Canon announced today the Cinema EOS System—an all new Hollywood-grade lineup of 4K EF cinema lenses, the EOS C300/C300 PL digital cinema camera, and a new 35mm full-frame sensor DSLR (pictured above) that’s still in development, which will shoot 4K video.
Remember the Lytro camera—the one that was announced before anyone had even seen the gear or formerly heard of the technology that the so-called “living pictures” camera would offer? The initial claim from the makers of Lytro were that it would turn the $30 billion consumer camera market on its head. Well, the Lytro has been launched into the marketplace at last.
Priced at $499.00 (16GB, 750 pictures) or $399.00 (8GB, 350 pictures) and slated to ship in early 2012, the Lytro lets you “capture living pictures.” Meaning, with one snap you will capture the complete light field data of a scene—color, intensity, and direction of all the light—without the shutter delay that a camera with auto focus might experience. This also allows you to focus the image after the fact. And being as it’s a “living picture,” focus is forever adaptable. There is also an interactive aspect to the camera, wherein your “living pictures” can be shared on various social networking sites, allowing your friends and family to manipulate the images as well using a computer, smart phone or tablet.
Visit Lytro.com for more information and to test out the living pictures technology.
The ShoeBox iPhone App allows you to quickly scan, store and share your old, paper photographs—which, according to ShoeBox’s commercial below, are likely gathering dust in a storage closet shoebox at the moment. Because the iPhone 4S features an 8-megapixel camera that takes images at 2448×3264 resolution, “Using Shoebox to scan a typical 4″x6″ photo produces a DPI of 550—the same high quality recommended by scanning experts like ScanCafe,” according to the app’s creators. The app, which is free to download, uses “edge detection and perspective correction [to] make sure that the paper photographs you scan turn out beautifully. After scanning, you can quickly crop, straighten, rotate your photo, as well as record the stories behind the photographs by adding captions, dates, and tags,” according to 1000memories.com—the site where your images will be backed up and preserved through a partnership with the Internet Archive.

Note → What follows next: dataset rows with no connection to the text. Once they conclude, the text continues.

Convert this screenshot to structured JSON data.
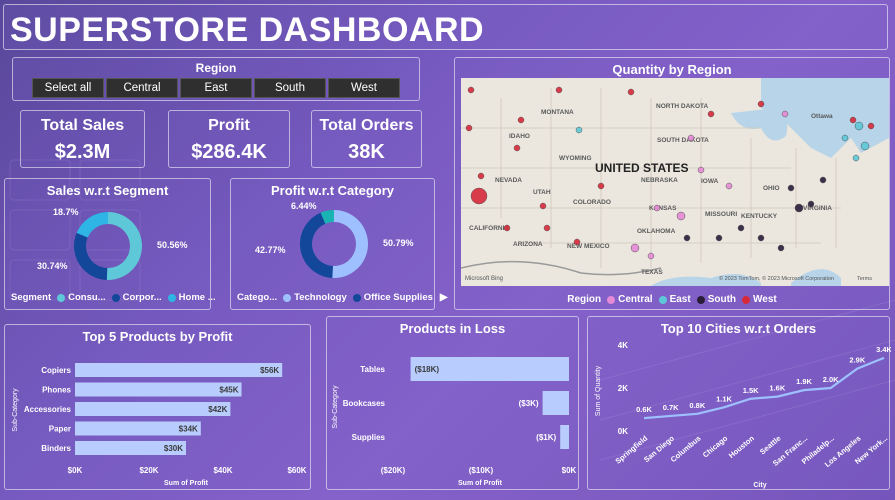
{
  "title": "SUPERSTORE DASHBOARD",
  "region_slicer": {
    "title": "Region",
    "options": [
      "Select all",
      "Central",
      "East",
      "South",
      "West"
    ]
  },
  "kpis": [
    {
      "label": "Total Sales",
      "value": "$2.3M"
    },
    {
      "label": "Profit",
      "value": "$286.4K"
    },
    {
      "label": "Total Orders",
      "value": "38K"
    }
  ],
  "segment_chart": {
    "title": "Sales w.r.t Segment",
    "legend_title": "Segment",
    "legend_items": [
      "Consu...",
      "Corpor...",
      "Home ..."
    ],
    "labels": [
      "50.56%",
      "30.74%",
      "18.7%"
    ]
  },
  "category_chart": {
    "title": "Profit w.r.t Category",
    "legend_title": "Catego...",
    "legend_items": [
      "Technology",
      "Office Supplies"
    ],
    "labels": [
      "50.79%",
      "42.77%",
      "6.44%"
    ]
  },
  "map": {
    "title": "Quantity by Region",
    "country_label": "UNITED STATES",
    "states": [
      "MONTANA",
      "NORTH DAKOTA",
      "SOUTH DAKOTA",
      "IDAHO",
      "WYOMING",
      "NEVADA",
      "UTAH",
      "COLORADO",
      "CALIFORNIA",
      "ARIZONA",
      "NEW MEXICO",
      "OKLAHOMA",
      "TEXAS",
      "KANSAS",
      "IOWA",
      "NEBRASKA",
      "MISSOURI",
      "KENTUCKY",
      "OHIO",
      "VIRGINIA"
    ],
    "ocean_label": "Ottawa",
    "attribution": "© 2023 TomTom, © 2023 Microsoft Corporation",
    "terms": "Terms",
    "brand": "Microsoft Bing",
    "legend_title": "Region",
    "legend_items": [
      "Central",
      "East",
      "South",
      "West"
    ]
  },
  "colors": {
    "segment": [
      "#5ec8d8",
      "#12479a",
      "#2fb4e6"
    ],
    "category": [
      "#9ec0ff",
      "#12479a",
      "#19b3b3"
    ],
    "region": {
      "Central": "#e58ad6",
      "East": "#5ec8d8",
      "South": "#2a1d3a",
      "West": "#d62a3a"
    },
    "bar": "#b8cdfd",
    "line": "#9ec0ff"
  },
  "top_products": {
    "title": "Top 5 Products by Profit",
    "ylabel": "Sub-Category",
    "xlabel": "Sum of Profit",
    "x_ticks": [
      "$0K",
      "$20K",
      "$40K",
      "$60K"
    ],
    "chart_data": {
      "type": "bar",
      "categories": [
        "Copiers",
        "Phones",
        "Accessories",
        "Paper",
        "Binders"
      ],
      "values": [
        56,
        45,
        42,
        34,
        30
      ],
      "value_labels": [
        "$56K",
        "$45K",
        "$42K",
        "$34K",
        "$30K"
      ],
      "xlim": [
        0,
        60
      ]
    }
  },
  "loss_products": {
    "title": "Products in Loss",
    "ylabel": "Sub-Category",
    "xlabel": "Sum of Profit",
    "x_ticks": [
      "($20K)",
      "($10K)",
      "$0K"
    ],
    "chart_data": {
      "type": "bar",
      "categories": [
        "Tables",
        "Bookcases",
        "Supplies"
      ],
      "values": [
        -18,
        -3,
        -1
      ],
      "value_labels": [
        "($18K)",
        "($3K)",
        "($1K)"
      ],
      "xlim": [
        -20,
        0
      ]
    }
  },
  "top_cities": {
    "title": "Top 10 Cities w.r.t Orders",
    "ylabel": "Sum of Quantity",
    "xlabel": "City",
    "y_ticks": [
      "0K",
      "2K",
      "4K"
    ],
    "chart_data": {
      "type": "line",
      "categories": [
        "Springfield",
        "San Diego",
        "Columbus",
        "Chicago",
        "Houston",
        "Seattle",
        "San Franc...",
        "Philadelp...",
        "Los Angeles",
        "New York..."
      ],
      "values": [
        0.6,
        0.6,
        0.7,
        0.8,
        1.1,
        1.5,
        1.6,
        1.9,
        2.0,
        2.9,
        3.4
      ],
      "points": [
        0.6,
        0.7,
        0.8,
        1.1,
        1.5,
        1.6,
        1.9,
        2.0,
        2.9,
        3.4
      ],
      "value_labels": [
        "0.6K",
        "0.7K",
        "0.8K",
        "1.1K",
        "1.5K",
        "1.6K",
        "1.9K",
        "2.0K",
        "2.9K",
        "3.4K"
      ],
      "ylim": [
        0,
        4
      ]
    }
  }
}
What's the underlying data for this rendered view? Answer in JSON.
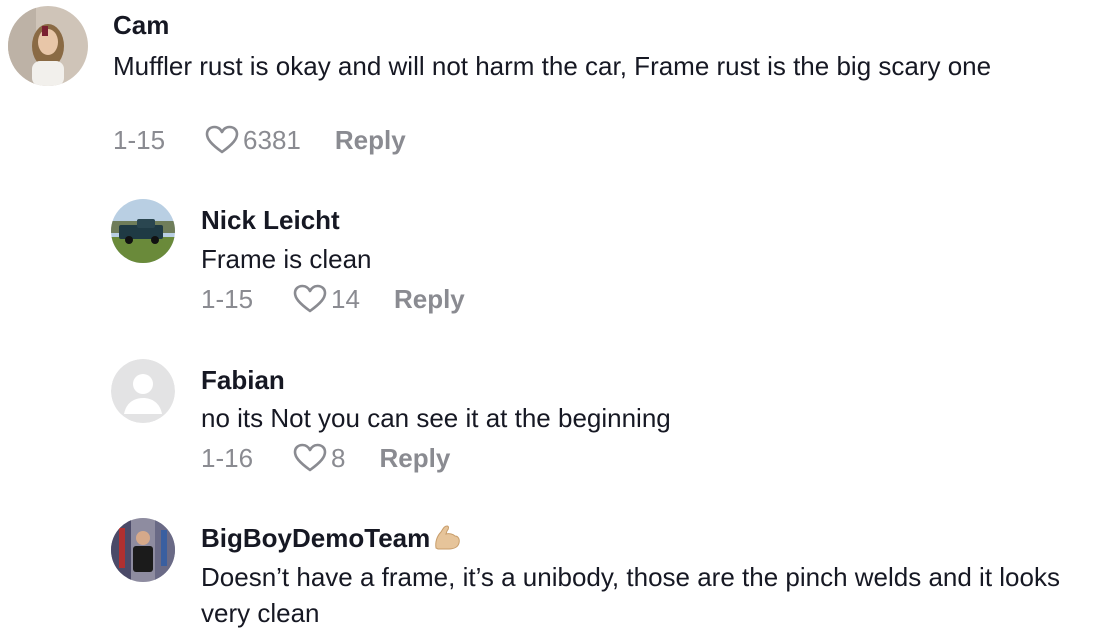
{
  "comments": [
    {
      "username": "Cam",
      "text": "Muffler rust is okay and will not harm the car, Frame rust is the big scary one",
      "date": "1-15",
      "likes": "6381",
      "reply_label": "Reply",
      "avatar": "user-photo"
    },
    {
      "username": "Nick Leicht",
      "text": "Frame is clean",
      "date": "1-15",
      "likes": "14",
      "reply_label": "Reply",
      "avatar": "truck-photo"
    },
    {
      "username": "Fabian",
      "text": "no its Not you can see it at the beginning",
      "date": "1-16",
      "likes": "8",
      "reply_label": "Reply",
      "avatar": "default-person-icon"
    },
    {
      "username": "BigBoyDemoTeam",
      "username_emoji": "flexed-biceps-emoji",
      "text": "Doesn’t have a frame, it’s a unibody, those are the pinch welds and it looks very clean",
      "avatar": "user-photo"
    }
  ],
  "icons": {
    "like": "heart-outline-icon"
  },
  "colors": {
    "primary_text": "#161823",
    "secondary_text": "#8a8b91"
  }
}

You can download ShoeBox for free here, as well as read further about the storage and privacy rights of your archived images.
Canon announced today the EOS-1D X—the company’s new flagship DSLR, which they’re calling “a high-speed multimedia juggernaut.” The model will replace both the 1Ds Mark III and the 1D Mark IV in the EOS lineup. So what makes the 1D X worthy of being called a juggernaut? Maybe the fact that the new “completely revolutionized” camera features three image processors, including Dual DIGIC 5+ processors, which Canon says are “capable of delivering approximately 17 times more processing speed than DIGIC 4,” though it also features a DIGIC 4 for metering and AF control. And speaking of AF, the 1D X includes a new 61-Point High Density Reticular AF, “the most sophisticated DSLR AF system Canon has ever released.” All AF functions can be accessed quickly via their own menu tabs, and you can create customized settings of tracking sensitivity with the new AF Configuration Tool. For those photographers who’d like input on AF settings, it comes with a built-in Feature Guide to recommend settings based on subject matter.
The 1D X features a brand new 18-megapixel full frame CMOS image sensor, which Canon says produces the lowest noise of any EOS digital camera so far. The sensor uses pixels that are “1.25 microns larger than those in the EOS-1D Mark IV sensor and .55 microns larger than those in the EOS 5D Mark II sensor”, in addition to gapless microlenses, to achieve high sensitivity for those clean captures. The camera’s ISO range is adjustable from ISO 100 to a whopping ISO 51,200 within standard range, and can be expanded to 102,400 and 204,800, which Canon says are “ideal for law enforcement, government or forensic field applications.” So, there’s that, if you’re in the habit of shooting in those conditions.
The 1D X is also Canon’s first EOS DSLR to feature Multiple Exposure capability, combining up to nine separate shots into a single image, in-camera—viewed in real time on the LCD monitor—speeding up your post-processing work, at least what’s usually required to remedy exposure problems. The 1D X records full HD video at 1080p, like its predecessors, but now notably features automatic splitting of movie files when a single file exceeds 4GB, allowing for continuous video recording up to 29 minutes and 59 seconds across multiple 4GB files. This was an upgrade requested by documentary filmmakers who’ve previously worked with Canon DSLRs. Another request from Canon shooters was to include dual card slots for instant image back-up and more storage capacity, and the 1D X delivered.
The Canon EOS-1D X is scheduled to be available in March 2012 and will be sold body-only at an estimated price of $6,800.00. See the full press release below.
At the Adobe MAX event last week, Adobe presented an image deblurring feature that they are working on to possibly include in an upcoming version of Photoshop. The demo video below shows some pretty amazing results when a street scene photo is deblurred before the audience’s eyes. Those gasps don’t come easy in the photo world; Adobe earned them with this one. Here’s hoping that feature makes its way into new a version very soon.